===== DATA

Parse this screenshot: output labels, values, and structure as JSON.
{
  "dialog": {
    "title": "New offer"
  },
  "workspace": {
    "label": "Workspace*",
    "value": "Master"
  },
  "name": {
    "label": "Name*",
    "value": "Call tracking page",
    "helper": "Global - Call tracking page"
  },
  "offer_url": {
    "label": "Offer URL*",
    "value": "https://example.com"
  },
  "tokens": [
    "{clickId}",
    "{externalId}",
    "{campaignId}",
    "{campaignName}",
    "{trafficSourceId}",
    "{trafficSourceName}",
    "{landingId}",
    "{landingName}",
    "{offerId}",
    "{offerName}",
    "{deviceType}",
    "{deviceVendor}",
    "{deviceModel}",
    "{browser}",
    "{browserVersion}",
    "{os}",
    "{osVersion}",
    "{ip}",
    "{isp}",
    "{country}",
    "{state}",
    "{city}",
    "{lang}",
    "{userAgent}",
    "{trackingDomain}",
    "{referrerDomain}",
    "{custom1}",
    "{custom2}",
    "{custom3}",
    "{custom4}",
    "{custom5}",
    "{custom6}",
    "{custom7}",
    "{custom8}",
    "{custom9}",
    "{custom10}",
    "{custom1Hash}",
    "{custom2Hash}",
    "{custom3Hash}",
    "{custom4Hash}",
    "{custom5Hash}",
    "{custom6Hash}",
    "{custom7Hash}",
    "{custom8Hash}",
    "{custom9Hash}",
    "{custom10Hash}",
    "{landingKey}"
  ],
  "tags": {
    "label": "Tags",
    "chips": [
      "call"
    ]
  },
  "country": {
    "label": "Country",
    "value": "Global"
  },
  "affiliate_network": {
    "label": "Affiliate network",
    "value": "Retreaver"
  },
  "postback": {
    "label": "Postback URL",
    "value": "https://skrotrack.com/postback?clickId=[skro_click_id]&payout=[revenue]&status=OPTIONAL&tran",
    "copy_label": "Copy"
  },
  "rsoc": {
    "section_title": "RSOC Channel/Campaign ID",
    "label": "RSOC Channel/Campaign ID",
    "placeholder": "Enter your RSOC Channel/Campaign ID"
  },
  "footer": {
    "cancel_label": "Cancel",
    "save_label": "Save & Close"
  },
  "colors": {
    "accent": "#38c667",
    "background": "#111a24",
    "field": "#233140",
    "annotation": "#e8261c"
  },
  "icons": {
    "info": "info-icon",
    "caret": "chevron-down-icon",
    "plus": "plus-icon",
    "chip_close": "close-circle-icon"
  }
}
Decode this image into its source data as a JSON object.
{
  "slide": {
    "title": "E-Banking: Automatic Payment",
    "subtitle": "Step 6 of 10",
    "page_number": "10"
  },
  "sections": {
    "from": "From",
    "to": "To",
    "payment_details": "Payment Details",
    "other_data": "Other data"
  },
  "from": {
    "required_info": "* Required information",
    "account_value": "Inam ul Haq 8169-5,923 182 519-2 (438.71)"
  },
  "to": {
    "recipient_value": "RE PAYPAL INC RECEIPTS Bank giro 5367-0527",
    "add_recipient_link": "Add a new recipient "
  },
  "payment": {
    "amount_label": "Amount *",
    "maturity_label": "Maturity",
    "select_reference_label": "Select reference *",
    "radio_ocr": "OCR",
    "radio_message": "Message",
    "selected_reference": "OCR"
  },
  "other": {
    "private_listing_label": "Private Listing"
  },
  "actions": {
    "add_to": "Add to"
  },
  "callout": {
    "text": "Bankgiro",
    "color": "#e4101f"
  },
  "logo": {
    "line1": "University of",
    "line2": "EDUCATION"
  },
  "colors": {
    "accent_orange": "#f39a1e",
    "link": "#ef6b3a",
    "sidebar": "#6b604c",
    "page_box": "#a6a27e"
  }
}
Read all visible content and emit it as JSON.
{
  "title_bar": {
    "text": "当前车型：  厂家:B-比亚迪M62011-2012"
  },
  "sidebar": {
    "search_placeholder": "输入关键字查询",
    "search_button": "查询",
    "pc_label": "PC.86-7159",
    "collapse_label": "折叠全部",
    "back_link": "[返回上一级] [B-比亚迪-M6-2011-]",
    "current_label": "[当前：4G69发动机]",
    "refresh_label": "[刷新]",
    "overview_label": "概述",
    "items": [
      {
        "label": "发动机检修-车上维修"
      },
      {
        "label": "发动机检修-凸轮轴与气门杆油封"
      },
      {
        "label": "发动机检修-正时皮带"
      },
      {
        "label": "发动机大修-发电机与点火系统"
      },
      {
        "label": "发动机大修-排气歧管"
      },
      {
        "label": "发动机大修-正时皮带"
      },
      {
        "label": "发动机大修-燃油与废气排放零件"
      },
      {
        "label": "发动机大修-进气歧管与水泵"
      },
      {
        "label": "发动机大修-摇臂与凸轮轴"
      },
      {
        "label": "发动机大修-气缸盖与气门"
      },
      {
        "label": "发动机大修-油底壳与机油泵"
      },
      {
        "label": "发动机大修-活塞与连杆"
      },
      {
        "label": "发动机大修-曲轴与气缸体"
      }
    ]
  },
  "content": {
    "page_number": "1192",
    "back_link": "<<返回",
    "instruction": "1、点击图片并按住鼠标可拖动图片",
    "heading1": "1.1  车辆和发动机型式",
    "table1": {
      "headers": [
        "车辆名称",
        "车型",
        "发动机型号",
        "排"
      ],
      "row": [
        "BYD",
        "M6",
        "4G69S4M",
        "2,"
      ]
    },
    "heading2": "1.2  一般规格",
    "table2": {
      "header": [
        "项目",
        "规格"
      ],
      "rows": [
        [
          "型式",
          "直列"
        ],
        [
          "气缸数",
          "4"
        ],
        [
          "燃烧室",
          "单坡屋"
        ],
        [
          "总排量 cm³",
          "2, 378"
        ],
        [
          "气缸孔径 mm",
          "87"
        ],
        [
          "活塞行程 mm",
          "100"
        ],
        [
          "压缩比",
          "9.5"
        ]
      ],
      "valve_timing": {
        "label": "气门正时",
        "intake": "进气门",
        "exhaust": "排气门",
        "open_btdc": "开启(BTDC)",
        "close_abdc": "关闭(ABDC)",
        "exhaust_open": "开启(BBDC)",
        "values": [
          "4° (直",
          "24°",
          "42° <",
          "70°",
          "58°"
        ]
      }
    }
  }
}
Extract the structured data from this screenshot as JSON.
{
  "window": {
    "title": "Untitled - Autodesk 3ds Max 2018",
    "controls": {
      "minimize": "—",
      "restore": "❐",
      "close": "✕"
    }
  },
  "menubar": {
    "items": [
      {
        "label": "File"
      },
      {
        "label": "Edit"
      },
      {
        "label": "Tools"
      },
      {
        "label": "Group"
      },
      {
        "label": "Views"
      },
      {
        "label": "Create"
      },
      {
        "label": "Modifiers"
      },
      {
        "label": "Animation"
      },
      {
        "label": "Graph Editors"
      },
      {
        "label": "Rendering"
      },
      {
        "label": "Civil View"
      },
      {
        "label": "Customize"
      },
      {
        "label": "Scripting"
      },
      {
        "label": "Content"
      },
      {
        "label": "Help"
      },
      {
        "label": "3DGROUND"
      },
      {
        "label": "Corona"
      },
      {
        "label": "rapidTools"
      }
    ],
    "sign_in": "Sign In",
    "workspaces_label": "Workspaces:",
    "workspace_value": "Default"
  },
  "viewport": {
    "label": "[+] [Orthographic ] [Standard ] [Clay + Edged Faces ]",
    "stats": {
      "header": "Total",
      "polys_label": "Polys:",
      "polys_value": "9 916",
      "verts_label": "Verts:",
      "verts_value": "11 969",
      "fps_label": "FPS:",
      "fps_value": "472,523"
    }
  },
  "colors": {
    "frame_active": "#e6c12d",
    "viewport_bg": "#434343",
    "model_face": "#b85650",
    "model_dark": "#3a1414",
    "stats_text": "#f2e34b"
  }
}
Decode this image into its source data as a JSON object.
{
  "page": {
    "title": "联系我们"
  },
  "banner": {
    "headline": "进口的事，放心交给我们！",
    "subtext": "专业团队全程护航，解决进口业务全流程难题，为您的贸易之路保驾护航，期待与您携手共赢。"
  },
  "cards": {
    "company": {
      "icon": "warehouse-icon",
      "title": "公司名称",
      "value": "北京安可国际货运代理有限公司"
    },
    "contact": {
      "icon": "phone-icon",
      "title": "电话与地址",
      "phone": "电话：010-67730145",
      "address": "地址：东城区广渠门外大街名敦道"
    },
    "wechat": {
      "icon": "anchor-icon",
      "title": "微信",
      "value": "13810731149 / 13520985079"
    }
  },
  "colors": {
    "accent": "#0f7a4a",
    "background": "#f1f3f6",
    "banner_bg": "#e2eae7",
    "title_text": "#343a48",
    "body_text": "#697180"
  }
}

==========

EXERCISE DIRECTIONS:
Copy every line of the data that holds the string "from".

EXERCISE SOLUTION:
    "from": "From",
  "from": {
Extract the structured data from this screenshot as JSON.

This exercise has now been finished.